[Taken from the first edition of Writer / Designer]
A mock-up is a rough layout of a screen or page. It is most commonly used for drafting Web sites, but it can also be used for drafting any type of still composition that is primarily visual, such as a poster, an album cover, a brochure, or an instruction set.
Essentially, a mock-up is an outline of a visual project. A good mock-up should include the proposed layout, colors, images, fonts, and recurring elements such as headers. Though mock-ups may include the actual textual content, often they do not. The idea is to create a kind of road map that shows where everything will eventually go, not to actually create the finished product. Web authors often compose mock-ups by hand, on paper, or in some type of screen-based software such as Photoshop. You can also create mock-ups using word processors, spreadsheets, or slideshow software. It’s not so much how you create the mock-up that’s important as it is what the mock-up illustrates.

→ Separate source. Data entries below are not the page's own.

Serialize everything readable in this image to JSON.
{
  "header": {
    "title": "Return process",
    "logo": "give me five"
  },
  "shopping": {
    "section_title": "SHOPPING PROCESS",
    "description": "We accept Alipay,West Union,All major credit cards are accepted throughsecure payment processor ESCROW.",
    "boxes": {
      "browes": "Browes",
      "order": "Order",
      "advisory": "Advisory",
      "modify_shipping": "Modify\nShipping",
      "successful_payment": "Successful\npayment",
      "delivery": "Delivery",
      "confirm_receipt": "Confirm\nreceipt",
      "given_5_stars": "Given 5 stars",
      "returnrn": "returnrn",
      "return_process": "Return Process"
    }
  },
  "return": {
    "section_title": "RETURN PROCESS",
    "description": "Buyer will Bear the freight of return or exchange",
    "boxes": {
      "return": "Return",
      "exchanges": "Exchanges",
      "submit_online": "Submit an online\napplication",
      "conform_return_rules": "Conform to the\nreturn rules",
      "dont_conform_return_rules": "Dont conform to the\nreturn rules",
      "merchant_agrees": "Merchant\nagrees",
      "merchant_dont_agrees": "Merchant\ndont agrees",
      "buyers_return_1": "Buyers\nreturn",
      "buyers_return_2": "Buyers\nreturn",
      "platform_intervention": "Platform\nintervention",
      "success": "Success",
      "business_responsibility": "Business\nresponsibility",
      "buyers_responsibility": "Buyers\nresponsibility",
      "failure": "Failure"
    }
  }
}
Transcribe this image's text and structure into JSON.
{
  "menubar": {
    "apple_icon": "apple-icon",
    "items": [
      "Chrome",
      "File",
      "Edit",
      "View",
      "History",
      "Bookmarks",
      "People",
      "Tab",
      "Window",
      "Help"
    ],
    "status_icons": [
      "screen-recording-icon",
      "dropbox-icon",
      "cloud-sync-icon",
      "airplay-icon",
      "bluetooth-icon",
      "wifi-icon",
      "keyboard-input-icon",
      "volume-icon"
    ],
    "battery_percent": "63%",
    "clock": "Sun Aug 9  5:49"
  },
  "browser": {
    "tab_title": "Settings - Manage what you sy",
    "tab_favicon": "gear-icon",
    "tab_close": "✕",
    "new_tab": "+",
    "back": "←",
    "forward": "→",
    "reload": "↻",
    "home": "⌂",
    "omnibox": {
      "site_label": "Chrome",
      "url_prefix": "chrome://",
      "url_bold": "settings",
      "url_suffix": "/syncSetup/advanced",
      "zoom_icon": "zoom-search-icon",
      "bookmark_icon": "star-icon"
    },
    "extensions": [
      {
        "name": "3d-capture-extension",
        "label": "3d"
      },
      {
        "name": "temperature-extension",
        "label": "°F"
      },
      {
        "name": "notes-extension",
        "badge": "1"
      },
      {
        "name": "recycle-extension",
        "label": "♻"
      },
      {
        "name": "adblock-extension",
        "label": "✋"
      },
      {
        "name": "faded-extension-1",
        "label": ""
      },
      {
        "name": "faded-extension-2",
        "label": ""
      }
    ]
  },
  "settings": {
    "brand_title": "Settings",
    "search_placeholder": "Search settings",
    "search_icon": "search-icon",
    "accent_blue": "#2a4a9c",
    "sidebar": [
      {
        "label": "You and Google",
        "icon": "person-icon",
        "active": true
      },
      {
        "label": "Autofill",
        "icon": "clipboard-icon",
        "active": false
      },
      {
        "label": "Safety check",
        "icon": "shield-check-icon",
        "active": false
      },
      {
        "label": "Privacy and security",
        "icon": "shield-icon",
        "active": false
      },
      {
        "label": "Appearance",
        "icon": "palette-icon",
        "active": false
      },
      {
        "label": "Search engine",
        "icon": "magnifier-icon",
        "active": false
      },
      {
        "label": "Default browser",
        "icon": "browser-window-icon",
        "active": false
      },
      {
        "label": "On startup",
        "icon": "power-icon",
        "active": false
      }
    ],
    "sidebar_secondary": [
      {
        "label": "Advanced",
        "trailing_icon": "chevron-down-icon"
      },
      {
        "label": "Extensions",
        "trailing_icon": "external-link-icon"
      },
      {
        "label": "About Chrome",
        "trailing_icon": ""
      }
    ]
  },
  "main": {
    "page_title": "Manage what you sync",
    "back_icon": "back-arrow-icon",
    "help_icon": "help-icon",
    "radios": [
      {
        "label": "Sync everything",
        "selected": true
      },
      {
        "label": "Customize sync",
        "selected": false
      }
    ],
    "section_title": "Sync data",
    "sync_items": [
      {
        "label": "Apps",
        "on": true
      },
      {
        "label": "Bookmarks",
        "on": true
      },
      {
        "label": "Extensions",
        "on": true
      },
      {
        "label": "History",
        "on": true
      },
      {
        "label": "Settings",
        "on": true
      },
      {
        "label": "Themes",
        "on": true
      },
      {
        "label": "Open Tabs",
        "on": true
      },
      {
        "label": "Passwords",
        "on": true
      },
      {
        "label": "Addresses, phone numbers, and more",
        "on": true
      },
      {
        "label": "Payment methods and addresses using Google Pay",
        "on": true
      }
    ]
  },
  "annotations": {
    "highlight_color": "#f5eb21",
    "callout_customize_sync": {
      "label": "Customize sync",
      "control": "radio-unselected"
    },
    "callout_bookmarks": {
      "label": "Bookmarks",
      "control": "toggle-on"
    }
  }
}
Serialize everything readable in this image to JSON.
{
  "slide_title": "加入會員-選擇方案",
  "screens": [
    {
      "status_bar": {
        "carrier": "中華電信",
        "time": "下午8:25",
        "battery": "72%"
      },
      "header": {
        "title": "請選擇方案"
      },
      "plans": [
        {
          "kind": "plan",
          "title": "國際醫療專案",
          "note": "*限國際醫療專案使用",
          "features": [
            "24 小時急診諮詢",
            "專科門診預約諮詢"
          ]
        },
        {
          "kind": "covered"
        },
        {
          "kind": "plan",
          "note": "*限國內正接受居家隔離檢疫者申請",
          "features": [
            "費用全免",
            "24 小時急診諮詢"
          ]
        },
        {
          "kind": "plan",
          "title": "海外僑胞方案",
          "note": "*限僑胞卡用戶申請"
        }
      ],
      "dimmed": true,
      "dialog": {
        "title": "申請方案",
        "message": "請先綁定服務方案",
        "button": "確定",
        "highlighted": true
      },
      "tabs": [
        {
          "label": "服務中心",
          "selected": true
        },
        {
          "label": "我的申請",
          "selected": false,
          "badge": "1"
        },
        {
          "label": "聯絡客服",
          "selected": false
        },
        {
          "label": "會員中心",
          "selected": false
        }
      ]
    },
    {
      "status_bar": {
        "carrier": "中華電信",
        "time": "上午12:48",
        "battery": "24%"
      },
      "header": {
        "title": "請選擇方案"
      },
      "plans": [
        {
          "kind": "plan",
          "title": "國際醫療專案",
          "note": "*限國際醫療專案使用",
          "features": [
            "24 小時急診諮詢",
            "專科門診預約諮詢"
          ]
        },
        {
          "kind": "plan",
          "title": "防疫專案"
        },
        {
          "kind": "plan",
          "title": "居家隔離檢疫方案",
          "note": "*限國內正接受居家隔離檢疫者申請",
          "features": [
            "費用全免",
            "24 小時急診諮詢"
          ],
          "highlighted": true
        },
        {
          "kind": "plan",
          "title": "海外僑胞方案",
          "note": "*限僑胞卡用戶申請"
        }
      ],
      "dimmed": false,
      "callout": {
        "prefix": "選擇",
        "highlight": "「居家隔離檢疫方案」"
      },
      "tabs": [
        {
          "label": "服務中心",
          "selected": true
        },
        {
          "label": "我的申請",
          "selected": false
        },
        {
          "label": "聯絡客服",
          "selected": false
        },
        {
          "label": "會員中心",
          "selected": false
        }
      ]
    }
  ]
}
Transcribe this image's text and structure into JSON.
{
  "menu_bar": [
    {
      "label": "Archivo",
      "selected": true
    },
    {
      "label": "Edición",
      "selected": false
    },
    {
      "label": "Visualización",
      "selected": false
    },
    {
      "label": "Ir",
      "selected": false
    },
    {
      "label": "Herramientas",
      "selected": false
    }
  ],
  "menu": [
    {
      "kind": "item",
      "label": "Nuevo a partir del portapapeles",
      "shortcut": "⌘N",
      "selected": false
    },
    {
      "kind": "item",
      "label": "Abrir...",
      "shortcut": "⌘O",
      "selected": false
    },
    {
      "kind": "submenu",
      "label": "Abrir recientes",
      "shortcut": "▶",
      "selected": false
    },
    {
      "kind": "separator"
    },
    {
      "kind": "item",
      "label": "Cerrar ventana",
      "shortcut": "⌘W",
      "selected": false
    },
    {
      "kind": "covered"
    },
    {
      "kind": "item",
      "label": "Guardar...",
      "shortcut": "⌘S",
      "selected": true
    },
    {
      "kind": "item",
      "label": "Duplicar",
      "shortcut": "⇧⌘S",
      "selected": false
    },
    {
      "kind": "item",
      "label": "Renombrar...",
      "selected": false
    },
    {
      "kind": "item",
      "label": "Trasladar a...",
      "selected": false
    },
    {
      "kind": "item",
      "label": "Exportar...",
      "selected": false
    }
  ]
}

Mock-ups will also let you know where you might need to make adjustments before you put lots of time and effort into building your project. As writer/designers, we often find that our first ideas about how to arrange elements need tweaking, and they sometimes don’t work at all. By first sketching out really rough layouts and then revising and making changes, we ultimately save ourselves time and create more successful designs.
Here are some questions to consider as you design a mock-up: